  1. Do I know you? Choose a faculty member who knows you well, preferably in a variety of contexts. Employers and graduate schools read hundreds of reference letters, most of which are filled with generic praise. Specific reference letters are more likely to get noticed and appreciated. The more a professor/supervisor knows about you, the more specific the letter will be.

  2. Make a formal request (by email or by appointment). Explain the purpose of the recommendation and why you have chosen the me. Give the me time to consider your request.

  3. Ask early. Make an appointment to discuss the recommendation at least three weeks in advance of the deadline—preferably a month or more, especially if you need multiple letters. I may have very tight schedules and need ample time to write a thoughtful and distinctive letter.

  4. Provide information about the position. The more I know about the position or school you seek to enter, the more easily I can tailor the letter toward a specific audience. Bring the following materials to your appointment:

    1. A description of the job or graduate school(s) to which you are applying. This requires some research on your part, and it will help you assess how suited you are to the position. If you are applying to multiple places, bring all your reference requests at once.

    2. The application forms and materials, with the deadlines clearly indicated and the relevant portions filled in. If the application asks whether you waive (give up) your right to view the recommendation letter, we recommend that you agree to waive it, guaranteeing that the letter is candid and trustworthy. Letters for students who do not waive their right to view it are taken less seriously or ignored.

  5. Provide information about yourself. The more I know about your past work, your extracurricular interests, and your aspirations, the more specific I can be about your talents and motivation. Bring the following materials to your appointment:

    1. An updated resume that highlights the experience and skills relevant to the position.
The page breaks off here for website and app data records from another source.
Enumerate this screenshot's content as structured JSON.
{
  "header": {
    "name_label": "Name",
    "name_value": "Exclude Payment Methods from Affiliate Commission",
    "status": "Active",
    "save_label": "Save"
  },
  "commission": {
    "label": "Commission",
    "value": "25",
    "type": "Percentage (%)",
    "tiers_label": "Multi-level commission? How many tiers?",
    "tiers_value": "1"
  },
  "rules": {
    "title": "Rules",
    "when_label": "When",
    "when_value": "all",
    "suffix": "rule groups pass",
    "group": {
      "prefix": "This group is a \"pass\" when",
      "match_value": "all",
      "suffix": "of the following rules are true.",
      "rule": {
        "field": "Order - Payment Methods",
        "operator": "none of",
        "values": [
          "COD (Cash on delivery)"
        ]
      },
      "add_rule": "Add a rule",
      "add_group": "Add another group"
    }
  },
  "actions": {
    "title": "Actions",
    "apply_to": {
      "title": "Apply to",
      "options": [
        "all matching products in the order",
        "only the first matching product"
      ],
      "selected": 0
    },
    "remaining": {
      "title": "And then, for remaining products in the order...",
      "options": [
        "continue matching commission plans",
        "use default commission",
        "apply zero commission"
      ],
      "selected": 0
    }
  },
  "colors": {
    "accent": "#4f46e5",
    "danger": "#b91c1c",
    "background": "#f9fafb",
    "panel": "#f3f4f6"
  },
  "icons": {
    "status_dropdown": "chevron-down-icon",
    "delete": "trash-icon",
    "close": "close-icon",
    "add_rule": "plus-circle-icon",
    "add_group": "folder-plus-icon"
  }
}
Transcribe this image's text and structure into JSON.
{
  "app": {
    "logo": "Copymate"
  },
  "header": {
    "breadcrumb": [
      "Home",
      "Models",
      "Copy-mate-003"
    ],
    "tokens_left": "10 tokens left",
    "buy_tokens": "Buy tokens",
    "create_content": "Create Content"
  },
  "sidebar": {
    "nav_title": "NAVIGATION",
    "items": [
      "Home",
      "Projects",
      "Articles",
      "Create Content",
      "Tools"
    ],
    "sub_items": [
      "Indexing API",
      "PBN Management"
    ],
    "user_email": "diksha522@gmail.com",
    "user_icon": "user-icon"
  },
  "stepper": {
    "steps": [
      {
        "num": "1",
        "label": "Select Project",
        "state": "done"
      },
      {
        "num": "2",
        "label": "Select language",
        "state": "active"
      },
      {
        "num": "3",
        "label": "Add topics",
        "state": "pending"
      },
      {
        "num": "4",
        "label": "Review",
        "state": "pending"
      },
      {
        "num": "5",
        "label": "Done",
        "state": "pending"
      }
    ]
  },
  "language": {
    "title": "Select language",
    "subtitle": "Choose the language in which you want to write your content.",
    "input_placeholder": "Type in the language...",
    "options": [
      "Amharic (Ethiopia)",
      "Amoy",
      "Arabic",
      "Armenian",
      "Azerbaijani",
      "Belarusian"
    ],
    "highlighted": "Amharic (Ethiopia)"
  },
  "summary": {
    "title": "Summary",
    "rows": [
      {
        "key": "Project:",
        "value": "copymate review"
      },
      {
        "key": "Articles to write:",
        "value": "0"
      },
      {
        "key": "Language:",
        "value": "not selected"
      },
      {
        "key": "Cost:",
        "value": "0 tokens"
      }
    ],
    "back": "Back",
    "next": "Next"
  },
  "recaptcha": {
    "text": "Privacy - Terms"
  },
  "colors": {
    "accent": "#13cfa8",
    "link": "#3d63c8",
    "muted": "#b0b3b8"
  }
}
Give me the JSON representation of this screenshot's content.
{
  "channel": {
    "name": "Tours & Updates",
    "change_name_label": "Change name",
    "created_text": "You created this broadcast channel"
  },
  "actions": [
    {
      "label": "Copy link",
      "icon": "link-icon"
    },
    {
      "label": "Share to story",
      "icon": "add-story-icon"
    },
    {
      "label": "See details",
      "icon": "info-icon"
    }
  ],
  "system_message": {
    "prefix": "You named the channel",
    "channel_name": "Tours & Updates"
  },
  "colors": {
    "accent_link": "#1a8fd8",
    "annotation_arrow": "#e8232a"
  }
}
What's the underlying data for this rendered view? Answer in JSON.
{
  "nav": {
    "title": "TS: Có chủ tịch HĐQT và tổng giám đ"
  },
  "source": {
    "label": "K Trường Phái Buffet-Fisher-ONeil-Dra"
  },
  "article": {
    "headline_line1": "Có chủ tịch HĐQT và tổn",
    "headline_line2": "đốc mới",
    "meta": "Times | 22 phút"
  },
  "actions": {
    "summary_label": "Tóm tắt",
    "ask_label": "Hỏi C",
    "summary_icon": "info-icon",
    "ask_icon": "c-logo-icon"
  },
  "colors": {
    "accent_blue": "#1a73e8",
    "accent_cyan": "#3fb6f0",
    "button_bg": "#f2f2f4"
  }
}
Don’t limit your resume to academic pursuits—include extracurricular activities, job experience, and honors.

    2. A transcript. This usually isn’t necessary, but may required in some cases.

    3. A written description of your career interests and aspirations—why are you applying to this position? If you are applying to graduate school, bring a draft of your “statement of purpose.”

    4. A list of other helpful details about your work and experience with me.

    5. A list of your other references. If the I knows who else is writing a letter on your behalf, I can calibrate the letter to play up certain strengths that the other references may be less familiar with. You may request which qualities you would like to stress.

  6. Double-check that the letter has arrived by the deadline. If not, contact the me.

  7. Try to send me a thank-you note. I can spend several hours constructing a single letter; it’s nice to be acknowledged. And let me know whether you got the position!